__What to do__.
Your response should reproduce every line of the entries that contains the word "kind".

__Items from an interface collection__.
·····
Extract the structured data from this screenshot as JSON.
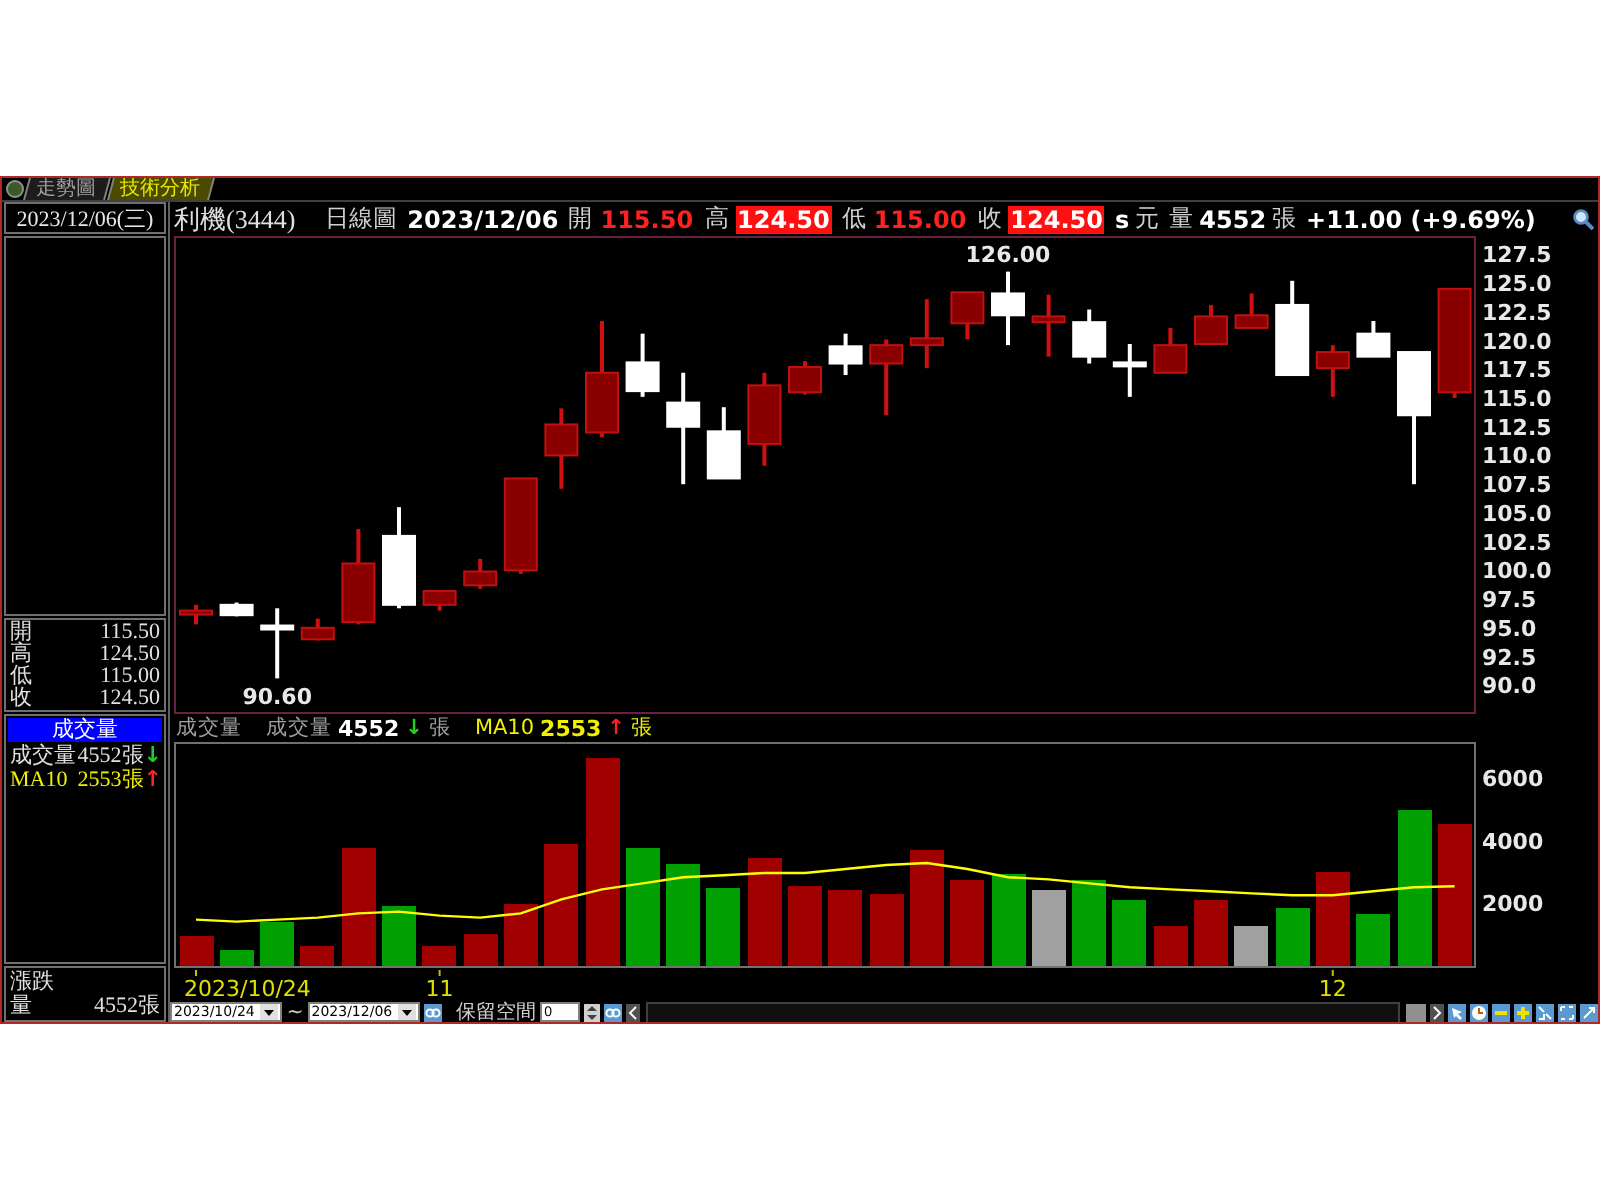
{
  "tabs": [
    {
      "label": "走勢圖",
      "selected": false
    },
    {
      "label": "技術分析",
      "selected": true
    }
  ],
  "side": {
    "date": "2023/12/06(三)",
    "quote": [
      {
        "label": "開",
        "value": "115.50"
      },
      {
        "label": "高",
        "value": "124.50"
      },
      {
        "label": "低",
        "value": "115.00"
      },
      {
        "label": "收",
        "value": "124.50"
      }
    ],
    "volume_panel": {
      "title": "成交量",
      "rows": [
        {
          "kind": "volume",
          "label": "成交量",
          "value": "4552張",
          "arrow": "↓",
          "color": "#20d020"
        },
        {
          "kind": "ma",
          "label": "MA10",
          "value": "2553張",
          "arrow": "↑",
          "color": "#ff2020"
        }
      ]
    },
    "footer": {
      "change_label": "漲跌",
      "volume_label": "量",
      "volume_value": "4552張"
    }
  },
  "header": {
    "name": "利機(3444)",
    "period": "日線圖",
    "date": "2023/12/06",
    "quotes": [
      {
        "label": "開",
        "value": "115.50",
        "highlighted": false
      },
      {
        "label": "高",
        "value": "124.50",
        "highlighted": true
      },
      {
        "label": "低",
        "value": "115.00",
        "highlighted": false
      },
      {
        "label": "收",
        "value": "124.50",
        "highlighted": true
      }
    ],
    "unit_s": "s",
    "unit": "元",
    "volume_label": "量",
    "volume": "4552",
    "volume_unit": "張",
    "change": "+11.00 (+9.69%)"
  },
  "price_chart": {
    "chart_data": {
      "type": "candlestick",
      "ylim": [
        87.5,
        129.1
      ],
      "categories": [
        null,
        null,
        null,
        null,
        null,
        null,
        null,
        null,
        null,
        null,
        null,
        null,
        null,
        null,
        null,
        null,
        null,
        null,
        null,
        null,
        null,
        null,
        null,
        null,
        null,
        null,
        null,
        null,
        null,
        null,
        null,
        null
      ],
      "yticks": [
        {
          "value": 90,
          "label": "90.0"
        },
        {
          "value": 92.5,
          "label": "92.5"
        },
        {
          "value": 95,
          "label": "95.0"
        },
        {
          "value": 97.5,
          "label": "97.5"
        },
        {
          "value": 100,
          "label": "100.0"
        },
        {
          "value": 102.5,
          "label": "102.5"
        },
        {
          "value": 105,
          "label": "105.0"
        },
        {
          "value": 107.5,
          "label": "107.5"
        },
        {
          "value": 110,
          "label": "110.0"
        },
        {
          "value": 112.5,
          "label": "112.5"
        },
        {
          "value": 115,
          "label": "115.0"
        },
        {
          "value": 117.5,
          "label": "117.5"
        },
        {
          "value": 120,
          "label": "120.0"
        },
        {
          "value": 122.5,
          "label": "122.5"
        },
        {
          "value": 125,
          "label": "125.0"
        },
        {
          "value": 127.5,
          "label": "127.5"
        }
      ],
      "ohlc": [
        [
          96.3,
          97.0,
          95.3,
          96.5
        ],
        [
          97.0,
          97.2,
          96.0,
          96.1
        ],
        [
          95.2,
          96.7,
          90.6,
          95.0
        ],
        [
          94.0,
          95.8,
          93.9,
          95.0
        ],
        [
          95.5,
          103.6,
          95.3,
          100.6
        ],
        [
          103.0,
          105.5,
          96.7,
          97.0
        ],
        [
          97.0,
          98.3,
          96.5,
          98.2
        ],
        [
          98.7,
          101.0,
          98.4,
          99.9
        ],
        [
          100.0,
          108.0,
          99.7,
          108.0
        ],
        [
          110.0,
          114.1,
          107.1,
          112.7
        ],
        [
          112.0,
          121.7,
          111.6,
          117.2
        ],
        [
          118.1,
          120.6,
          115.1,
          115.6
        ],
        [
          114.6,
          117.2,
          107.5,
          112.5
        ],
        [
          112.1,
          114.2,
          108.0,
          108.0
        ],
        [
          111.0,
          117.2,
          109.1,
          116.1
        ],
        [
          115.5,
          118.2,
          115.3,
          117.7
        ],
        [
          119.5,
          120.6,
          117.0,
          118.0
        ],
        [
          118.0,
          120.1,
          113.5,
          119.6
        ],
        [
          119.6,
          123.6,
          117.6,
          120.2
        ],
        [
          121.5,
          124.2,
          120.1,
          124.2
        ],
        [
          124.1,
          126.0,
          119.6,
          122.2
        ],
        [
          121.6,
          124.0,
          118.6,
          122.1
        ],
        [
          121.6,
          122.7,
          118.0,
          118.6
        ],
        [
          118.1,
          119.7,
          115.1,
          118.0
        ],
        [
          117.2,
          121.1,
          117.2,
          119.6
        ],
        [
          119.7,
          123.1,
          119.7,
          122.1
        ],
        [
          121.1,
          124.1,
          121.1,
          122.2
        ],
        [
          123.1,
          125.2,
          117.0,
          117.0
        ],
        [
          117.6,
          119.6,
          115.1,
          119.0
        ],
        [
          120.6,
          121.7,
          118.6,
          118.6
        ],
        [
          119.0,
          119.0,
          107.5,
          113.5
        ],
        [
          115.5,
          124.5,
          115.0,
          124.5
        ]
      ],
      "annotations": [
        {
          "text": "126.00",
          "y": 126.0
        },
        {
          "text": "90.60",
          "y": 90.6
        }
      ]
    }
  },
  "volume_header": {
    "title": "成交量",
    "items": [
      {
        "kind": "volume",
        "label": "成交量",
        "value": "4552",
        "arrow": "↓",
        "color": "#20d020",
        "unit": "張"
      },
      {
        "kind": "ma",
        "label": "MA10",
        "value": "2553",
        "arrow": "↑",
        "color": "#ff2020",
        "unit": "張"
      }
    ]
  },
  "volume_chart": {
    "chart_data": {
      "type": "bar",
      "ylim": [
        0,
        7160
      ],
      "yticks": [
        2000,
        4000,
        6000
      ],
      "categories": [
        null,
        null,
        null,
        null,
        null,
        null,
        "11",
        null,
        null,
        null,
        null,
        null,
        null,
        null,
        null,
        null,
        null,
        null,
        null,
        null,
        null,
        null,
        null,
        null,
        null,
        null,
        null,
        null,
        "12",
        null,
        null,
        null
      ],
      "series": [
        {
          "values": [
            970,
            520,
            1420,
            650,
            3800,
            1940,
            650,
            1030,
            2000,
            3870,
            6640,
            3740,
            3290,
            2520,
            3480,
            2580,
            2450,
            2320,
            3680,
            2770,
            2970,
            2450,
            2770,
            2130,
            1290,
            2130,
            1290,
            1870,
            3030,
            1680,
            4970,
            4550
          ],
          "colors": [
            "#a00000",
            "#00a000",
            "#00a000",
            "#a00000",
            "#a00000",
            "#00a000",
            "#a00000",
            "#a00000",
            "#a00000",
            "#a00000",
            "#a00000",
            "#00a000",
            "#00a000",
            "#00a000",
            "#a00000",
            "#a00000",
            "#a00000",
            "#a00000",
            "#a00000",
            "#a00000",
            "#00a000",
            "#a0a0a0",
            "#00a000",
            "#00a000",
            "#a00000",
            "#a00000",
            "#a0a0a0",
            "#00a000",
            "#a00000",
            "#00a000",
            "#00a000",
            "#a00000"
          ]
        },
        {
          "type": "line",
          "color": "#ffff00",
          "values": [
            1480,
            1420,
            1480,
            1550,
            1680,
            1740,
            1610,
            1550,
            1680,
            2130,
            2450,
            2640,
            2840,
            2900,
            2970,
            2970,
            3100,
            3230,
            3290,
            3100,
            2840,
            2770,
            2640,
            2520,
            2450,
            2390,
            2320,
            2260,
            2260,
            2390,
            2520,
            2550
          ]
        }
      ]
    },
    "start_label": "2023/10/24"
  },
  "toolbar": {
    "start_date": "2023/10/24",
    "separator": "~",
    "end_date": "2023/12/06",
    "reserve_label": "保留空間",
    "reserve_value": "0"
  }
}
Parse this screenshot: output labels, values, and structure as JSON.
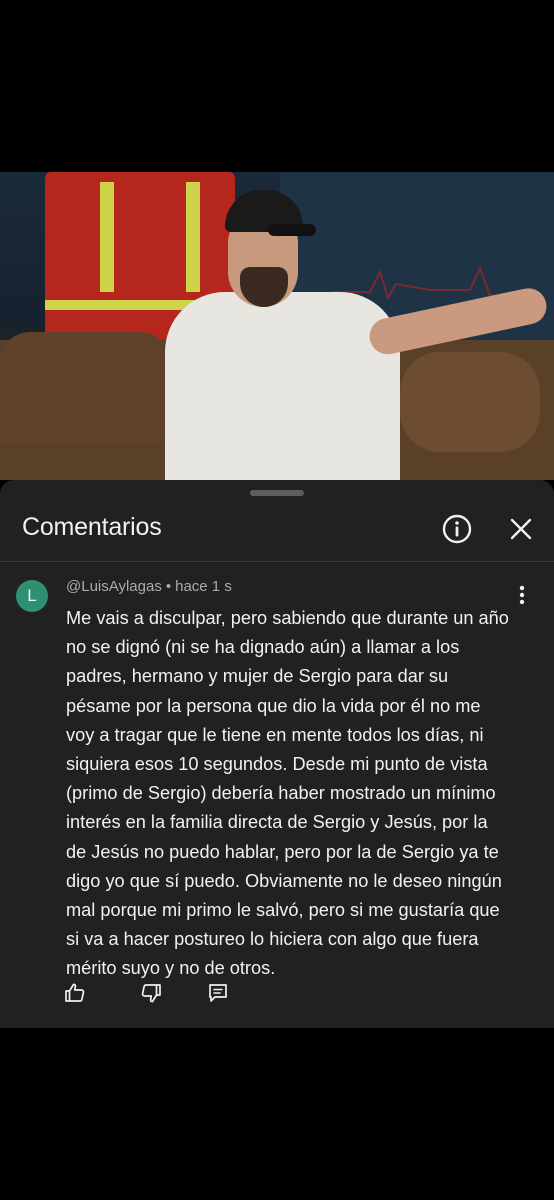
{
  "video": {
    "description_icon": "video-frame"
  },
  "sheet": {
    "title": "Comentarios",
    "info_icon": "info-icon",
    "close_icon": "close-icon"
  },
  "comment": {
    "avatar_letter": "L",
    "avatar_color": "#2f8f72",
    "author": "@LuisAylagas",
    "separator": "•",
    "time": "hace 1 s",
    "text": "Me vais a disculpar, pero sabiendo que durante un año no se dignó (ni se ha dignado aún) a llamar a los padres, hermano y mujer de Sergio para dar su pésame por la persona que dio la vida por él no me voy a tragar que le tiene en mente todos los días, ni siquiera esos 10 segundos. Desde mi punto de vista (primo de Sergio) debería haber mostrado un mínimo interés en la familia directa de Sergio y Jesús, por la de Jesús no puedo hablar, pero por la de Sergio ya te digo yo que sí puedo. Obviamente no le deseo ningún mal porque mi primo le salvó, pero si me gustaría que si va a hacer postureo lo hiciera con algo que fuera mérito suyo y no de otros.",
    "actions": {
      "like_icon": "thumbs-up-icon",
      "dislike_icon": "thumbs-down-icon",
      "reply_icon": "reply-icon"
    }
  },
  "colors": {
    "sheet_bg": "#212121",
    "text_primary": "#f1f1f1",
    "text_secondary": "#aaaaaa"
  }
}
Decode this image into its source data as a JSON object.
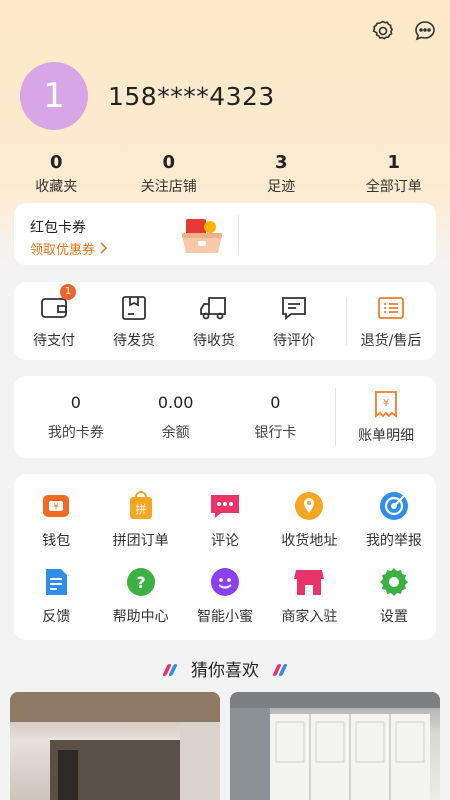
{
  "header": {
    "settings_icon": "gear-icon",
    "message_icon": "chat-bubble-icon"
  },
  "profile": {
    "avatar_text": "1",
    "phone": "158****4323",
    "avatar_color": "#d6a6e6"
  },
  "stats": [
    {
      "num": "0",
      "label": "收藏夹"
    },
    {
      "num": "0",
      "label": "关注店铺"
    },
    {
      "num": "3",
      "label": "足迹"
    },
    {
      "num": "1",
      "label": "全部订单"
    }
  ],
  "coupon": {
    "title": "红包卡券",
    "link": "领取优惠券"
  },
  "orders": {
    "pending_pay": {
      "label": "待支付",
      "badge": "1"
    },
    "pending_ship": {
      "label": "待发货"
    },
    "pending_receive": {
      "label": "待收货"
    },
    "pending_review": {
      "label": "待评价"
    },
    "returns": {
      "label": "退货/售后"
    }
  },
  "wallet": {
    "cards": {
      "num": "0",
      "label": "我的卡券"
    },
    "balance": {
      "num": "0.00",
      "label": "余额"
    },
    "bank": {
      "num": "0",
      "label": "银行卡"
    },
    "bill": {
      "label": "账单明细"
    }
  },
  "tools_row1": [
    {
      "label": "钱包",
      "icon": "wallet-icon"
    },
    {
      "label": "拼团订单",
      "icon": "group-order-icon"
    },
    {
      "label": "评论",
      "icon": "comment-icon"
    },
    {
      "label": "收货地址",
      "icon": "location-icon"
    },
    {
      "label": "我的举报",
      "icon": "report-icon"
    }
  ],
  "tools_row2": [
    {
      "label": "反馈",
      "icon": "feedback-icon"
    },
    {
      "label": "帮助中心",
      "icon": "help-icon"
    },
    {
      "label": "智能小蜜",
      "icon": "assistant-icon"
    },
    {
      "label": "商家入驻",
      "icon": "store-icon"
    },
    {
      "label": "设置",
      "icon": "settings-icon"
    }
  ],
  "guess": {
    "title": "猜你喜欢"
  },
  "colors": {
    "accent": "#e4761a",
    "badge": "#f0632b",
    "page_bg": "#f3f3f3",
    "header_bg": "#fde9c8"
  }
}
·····
__Task answer__.
          "kind": "volume",
          "kind": "ma",
        "kind": "volume",
        "kind": "ma",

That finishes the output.